_What is expected:_
The exercise asks you to copy every line below in which "selected" appears.

_Input data:_
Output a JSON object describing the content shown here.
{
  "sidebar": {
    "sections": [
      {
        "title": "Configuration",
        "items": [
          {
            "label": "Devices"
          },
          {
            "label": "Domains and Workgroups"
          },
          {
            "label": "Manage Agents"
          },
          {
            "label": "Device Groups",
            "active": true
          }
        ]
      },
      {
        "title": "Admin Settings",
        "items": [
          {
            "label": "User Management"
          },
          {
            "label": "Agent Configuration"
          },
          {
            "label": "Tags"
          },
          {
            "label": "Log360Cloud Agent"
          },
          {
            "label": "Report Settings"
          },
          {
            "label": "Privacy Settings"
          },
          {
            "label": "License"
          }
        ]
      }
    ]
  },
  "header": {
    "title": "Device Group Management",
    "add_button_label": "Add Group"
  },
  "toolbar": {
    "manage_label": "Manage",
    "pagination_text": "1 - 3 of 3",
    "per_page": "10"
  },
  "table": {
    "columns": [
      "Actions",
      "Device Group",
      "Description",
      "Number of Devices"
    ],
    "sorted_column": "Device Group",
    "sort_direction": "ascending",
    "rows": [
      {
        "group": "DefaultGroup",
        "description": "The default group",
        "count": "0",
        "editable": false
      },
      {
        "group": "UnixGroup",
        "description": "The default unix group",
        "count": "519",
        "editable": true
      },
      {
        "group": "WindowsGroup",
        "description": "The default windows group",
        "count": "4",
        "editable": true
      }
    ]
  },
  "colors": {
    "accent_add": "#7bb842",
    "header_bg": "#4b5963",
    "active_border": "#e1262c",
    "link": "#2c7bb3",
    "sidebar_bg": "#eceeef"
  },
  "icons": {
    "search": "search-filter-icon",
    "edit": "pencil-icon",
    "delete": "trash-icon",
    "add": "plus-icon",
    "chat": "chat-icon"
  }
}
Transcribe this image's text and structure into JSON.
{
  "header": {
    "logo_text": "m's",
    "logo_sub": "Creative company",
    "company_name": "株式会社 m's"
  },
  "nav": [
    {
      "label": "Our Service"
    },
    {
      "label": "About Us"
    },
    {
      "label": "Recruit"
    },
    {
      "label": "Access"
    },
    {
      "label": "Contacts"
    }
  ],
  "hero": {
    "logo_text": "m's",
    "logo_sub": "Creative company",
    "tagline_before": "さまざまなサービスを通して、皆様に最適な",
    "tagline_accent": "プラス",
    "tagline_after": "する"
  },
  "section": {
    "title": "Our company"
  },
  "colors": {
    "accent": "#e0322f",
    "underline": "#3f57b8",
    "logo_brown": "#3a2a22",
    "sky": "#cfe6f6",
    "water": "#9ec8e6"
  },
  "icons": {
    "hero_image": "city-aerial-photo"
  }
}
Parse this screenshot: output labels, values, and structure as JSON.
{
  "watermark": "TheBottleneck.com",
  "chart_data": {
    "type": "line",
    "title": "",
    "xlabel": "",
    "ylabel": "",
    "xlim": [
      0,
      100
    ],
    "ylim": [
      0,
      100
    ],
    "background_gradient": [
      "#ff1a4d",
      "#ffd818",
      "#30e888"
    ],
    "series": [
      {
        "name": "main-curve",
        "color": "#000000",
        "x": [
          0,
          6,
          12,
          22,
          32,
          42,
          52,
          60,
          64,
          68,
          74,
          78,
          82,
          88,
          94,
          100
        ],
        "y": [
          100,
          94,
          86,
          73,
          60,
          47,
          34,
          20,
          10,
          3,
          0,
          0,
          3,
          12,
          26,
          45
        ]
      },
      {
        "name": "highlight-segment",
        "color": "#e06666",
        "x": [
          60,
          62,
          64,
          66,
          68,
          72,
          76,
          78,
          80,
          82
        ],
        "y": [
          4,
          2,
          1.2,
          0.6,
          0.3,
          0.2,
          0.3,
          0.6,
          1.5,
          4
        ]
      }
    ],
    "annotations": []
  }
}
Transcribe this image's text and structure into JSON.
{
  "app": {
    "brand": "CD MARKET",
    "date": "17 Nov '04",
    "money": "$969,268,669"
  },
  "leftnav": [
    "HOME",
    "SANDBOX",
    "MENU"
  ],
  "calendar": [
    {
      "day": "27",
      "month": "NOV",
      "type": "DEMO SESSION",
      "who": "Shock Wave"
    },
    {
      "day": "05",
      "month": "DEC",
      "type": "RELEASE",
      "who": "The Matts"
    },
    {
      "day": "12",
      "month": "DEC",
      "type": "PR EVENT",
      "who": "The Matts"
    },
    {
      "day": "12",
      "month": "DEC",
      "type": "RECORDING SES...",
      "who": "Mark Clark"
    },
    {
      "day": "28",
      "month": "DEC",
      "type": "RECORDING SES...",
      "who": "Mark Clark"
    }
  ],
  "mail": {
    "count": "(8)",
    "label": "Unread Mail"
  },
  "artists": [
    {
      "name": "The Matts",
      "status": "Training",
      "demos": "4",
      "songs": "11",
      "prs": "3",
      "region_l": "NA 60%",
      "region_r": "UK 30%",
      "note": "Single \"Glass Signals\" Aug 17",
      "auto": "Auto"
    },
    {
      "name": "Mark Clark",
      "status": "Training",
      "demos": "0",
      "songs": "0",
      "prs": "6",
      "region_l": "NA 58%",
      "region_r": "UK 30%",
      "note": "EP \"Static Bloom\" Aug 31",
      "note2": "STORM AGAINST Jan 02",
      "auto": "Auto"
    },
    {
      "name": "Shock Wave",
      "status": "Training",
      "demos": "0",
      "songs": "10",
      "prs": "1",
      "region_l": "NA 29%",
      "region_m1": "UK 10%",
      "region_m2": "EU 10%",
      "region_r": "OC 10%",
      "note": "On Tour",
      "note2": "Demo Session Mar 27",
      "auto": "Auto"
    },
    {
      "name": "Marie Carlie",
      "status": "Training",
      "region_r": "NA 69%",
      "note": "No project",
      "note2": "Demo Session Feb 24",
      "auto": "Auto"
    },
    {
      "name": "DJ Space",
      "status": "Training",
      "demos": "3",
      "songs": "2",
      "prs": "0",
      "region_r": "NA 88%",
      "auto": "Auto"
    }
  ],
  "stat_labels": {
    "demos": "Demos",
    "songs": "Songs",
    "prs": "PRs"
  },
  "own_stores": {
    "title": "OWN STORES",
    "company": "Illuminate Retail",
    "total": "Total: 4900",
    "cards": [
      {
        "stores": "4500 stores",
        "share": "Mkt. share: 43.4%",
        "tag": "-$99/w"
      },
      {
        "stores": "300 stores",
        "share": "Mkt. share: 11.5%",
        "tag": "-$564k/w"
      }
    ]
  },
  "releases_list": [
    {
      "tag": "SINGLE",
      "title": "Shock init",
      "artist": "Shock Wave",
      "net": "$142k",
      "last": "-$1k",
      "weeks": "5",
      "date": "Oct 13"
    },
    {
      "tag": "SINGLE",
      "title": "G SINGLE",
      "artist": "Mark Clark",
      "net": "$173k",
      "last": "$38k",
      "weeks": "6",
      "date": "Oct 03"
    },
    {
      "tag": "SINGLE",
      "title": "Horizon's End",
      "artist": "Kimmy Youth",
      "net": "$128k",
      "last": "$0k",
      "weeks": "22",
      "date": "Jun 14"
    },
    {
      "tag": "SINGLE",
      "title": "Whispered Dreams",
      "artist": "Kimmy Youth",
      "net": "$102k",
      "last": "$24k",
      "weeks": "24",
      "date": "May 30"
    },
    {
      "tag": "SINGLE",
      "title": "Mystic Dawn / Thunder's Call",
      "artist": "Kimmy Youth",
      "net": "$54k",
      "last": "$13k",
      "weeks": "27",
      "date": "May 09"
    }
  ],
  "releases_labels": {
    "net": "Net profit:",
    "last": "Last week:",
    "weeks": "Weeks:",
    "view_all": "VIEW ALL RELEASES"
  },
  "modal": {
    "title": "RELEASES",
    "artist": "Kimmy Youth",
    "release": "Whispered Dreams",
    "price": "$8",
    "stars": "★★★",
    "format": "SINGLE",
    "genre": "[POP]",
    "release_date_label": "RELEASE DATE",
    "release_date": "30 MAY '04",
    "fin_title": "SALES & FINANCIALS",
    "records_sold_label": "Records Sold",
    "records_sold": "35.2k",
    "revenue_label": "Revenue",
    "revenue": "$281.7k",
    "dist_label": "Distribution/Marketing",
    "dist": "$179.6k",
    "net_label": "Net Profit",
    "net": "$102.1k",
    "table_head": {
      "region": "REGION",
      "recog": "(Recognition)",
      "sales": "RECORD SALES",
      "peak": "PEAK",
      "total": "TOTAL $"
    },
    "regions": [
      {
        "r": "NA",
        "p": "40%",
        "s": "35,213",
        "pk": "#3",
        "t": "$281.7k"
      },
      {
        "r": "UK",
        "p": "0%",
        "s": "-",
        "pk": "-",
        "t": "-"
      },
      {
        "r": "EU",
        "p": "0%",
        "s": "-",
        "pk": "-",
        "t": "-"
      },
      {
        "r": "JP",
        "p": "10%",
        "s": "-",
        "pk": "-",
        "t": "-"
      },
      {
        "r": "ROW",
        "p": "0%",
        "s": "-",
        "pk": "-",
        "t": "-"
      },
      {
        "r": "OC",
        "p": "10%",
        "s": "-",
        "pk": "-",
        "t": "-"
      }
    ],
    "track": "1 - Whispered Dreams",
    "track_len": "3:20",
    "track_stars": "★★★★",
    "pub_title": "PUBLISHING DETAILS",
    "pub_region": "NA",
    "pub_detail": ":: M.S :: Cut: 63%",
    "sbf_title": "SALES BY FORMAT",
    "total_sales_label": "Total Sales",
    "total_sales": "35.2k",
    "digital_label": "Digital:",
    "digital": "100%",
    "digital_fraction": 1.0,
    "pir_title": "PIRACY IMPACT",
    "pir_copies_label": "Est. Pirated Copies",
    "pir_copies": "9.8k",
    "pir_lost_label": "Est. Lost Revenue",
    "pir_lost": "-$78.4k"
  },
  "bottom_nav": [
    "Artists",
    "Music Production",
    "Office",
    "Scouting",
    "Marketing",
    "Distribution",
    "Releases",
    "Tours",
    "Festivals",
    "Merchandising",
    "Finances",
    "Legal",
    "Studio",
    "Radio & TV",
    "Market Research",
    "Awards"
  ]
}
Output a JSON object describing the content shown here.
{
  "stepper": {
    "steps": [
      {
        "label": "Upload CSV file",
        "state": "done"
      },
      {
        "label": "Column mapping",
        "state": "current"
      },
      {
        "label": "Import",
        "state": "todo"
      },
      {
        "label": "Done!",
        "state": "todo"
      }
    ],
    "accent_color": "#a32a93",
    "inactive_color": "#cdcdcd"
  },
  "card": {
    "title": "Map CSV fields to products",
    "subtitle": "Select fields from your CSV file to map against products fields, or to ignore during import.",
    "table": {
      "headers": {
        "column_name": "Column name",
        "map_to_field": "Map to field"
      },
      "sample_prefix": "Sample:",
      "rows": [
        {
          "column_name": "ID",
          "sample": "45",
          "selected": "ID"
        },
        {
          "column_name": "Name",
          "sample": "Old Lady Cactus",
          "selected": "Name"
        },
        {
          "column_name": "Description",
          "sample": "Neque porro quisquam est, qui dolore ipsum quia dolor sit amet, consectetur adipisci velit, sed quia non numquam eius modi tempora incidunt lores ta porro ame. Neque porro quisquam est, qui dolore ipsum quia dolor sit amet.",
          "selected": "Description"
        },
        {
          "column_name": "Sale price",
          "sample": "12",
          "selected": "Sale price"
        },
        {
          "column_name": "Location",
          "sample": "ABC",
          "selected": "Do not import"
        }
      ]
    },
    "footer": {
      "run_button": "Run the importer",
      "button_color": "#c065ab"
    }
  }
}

_Written solution:_
          "selected": "ID"
          "selected": "Name"
          "selected": "Description"
          "selected": "Sale price"
          "selected": "Do not import"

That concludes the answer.